How to Make Yourself More Referable

This video is NOT about how to get more referrals (well, not directly anyway) It’s about how to boost your level of trust with your clients or customers to become more referable. By identifying your best possible sources of referrals and building those relationships you will see a boost in both the quality and quantity of your referrals.

Business Lessons From the Bike Trail #3

Sometimes, even in leisure – things don’t always go as planned. In our third installment of Business Lessons from the Bike Trail we talk about some quick and easy ways to ensure you are preparing for a successful day – no matter what comes your way.

The Importance of Sleep

Keeping your energy high is critical to achieving great things. And one key component of high energy is getting enough sleep.

Life is not perfect and we may not always get the sleep we need … so what do you do? Do you soldier on or do you take ‘sleep action’.

Here’s my strategy!

 

Creating Your Perfect Week

It’s one thing to create a 90-day plan (yes we’ve got a video on that) but translating that into an ideal week needs to be intentional.

 

How To Make Pressure Work For You

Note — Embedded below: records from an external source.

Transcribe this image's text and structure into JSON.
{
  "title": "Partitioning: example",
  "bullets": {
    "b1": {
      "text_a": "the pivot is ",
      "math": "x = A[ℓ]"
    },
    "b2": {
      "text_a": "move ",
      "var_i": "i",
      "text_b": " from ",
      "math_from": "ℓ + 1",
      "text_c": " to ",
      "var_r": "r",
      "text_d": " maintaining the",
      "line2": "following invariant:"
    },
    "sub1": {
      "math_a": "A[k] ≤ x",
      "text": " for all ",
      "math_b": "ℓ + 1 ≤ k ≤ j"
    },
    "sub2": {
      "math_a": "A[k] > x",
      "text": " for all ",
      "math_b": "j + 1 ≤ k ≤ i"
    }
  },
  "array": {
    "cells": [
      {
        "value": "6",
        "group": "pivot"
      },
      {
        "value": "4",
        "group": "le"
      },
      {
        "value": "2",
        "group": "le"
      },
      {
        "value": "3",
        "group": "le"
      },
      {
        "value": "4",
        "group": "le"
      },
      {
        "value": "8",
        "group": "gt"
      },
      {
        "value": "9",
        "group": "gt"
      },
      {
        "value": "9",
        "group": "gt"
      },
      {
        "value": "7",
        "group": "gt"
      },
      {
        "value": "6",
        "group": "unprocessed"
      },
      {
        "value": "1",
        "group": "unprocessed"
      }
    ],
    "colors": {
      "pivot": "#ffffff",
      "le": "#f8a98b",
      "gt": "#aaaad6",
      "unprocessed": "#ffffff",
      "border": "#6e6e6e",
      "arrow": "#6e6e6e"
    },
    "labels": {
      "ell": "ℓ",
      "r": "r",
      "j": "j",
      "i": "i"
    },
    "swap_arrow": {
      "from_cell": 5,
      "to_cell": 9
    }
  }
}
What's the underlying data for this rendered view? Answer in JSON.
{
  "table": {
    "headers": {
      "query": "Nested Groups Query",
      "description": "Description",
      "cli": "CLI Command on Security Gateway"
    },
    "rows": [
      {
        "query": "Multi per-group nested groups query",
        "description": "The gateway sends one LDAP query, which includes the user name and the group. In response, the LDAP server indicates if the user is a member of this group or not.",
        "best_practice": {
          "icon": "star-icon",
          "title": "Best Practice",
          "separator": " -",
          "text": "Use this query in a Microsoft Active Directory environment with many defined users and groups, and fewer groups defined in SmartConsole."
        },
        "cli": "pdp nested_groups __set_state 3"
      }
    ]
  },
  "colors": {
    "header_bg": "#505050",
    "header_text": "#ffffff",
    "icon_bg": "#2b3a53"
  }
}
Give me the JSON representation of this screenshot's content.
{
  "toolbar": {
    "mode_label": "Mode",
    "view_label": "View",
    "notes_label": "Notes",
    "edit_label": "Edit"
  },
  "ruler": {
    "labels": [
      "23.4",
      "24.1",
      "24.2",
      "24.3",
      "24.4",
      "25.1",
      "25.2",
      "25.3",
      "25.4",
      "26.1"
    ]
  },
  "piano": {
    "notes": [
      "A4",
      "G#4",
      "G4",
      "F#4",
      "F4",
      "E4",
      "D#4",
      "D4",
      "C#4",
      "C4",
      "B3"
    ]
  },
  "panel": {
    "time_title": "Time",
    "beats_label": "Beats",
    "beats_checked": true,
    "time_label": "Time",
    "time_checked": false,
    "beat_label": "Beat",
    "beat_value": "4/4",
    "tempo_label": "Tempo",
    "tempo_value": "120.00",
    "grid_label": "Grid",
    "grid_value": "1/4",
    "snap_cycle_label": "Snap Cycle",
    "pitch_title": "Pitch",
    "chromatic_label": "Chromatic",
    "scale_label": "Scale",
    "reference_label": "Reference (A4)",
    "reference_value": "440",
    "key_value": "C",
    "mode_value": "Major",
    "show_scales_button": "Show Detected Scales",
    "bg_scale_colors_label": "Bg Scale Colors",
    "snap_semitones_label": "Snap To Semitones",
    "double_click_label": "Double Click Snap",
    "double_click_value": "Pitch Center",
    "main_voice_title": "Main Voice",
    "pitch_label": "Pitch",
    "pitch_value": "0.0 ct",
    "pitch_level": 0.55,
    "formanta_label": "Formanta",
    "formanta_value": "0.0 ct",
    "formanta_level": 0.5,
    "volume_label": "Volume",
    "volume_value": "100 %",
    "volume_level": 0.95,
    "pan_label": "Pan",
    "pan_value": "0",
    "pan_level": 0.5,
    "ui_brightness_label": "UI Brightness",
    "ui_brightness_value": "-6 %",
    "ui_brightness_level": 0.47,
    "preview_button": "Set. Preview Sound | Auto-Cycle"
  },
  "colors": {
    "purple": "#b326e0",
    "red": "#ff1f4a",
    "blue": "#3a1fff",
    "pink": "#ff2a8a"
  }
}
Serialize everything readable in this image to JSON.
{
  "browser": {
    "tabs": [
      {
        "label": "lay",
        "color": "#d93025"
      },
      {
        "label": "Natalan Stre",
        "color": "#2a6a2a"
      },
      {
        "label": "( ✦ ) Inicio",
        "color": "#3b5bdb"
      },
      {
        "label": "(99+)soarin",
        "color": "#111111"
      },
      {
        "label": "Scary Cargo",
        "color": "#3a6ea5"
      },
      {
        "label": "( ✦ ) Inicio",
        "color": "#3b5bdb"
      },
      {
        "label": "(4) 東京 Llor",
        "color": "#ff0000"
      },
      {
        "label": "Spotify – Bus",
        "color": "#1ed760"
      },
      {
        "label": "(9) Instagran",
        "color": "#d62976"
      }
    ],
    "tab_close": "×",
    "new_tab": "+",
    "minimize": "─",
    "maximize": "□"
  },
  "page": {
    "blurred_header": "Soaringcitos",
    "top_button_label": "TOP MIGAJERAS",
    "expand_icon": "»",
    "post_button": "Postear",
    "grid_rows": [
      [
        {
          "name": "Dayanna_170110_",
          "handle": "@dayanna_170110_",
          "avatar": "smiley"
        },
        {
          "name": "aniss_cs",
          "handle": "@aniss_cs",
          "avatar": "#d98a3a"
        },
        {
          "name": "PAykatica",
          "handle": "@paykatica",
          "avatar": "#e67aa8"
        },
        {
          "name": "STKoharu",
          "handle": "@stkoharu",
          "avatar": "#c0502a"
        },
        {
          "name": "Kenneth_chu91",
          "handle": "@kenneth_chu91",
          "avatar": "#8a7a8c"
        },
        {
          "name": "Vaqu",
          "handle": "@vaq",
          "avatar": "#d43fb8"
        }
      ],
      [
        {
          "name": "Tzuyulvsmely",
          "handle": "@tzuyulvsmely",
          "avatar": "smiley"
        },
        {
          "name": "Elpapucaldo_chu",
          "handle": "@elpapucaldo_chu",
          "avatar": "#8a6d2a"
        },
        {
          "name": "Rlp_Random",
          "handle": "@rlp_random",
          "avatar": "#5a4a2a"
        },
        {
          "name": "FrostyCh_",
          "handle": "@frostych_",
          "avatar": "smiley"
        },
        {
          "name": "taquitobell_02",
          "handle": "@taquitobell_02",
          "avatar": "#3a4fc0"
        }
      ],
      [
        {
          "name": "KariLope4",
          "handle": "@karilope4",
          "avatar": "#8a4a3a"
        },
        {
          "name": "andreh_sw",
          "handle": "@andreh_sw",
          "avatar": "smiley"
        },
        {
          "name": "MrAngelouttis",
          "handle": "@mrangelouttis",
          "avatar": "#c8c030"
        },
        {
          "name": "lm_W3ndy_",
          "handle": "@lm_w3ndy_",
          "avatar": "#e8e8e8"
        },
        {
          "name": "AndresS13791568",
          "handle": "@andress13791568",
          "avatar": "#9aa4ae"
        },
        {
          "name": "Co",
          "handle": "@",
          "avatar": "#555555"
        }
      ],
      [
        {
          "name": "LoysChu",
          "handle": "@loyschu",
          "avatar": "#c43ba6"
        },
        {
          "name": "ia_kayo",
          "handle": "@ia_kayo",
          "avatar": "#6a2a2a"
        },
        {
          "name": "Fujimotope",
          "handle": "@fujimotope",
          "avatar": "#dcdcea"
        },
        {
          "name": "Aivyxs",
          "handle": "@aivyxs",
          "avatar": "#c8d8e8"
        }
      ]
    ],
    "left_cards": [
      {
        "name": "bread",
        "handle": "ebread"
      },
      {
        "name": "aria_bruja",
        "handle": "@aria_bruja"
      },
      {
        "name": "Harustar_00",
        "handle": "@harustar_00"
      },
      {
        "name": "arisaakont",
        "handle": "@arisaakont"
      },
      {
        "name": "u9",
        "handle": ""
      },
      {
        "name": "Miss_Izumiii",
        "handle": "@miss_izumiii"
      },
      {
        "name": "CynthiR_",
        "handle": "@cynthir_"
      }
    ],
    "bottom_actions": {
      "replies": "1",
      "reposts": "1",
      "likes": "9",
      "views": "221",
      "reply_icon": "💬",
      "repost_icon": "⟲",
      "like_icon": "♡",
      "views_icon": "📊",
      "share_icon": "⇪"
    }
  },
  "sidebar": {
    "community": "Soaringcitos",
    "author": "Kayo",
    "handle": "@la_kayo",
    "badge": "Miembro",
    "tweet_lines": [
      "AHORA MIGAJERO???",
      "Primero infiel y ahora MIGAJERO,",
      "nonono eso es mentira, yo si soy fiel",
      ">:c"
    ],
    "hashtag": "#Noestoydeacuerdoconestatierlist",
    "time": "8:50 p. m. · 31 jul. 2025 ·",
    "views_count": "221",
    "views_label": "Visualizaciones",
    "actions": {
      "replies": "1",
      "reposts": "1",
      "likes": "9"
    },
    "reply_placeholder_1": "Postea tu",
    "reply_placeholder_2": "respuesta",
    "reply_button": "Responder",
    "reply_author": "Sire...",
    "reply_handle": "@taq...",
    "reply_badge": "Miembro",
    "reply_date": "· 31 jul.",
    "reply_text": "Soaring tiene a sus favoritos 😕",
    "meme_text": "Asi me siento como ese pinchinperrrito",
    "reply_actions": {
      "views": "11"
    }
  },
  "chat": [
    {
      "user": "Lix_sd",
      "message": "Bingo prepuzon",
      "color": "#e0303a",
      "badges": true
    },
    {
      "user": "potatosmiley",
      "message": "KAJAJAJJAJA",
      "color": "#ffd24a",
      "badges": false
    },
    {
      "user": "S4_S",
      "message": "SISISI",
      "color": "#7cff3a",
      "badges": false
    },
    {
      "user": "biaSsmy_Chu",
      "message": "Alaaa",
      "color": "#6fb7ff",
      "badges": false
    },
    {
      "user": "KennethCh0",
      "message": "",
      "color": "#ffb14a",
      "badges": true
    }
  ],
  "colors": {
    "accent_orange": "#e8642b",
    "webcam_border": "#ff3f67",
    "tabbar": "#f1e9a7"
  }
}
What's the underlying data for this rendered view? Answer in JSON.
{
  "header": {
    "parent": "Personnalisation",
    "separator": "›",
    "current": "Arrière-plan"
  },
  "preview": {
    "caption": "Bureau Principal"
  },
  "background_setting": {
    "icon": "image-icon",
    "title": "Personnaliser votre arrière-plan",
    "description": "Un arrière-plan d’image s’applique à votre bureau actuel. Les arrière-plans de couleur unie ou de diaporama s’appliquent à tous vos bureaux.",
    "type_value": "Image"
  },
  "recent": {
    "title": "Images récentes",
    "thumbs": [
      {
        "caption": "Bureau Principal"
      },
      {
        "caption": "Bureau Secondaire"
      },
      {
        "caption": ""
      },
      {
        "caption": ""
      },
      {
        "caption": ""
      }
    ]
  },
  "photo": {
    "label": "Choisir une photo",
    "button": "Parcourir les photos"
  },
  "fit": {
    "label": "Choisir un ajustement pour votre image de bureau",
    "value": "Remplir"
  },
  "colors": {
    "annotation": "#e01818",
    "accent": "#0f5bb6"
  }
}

There is a balance point where pressure changes from positive to negative and there is also a point where pressure becomes ineffective.

Knowing what these points are for you and your sales team in critical in achieving sustained levels of high performance.

 

Business Lessons From Mountain Biking #2 – What is your Sales speed?

The speed at which you approach situations matters. The speed at which you manage others matters.

In this short video, Business Coach Jamie Cunningham shares some mountain biking analogies and shows how your sales speed can affect your outcomes.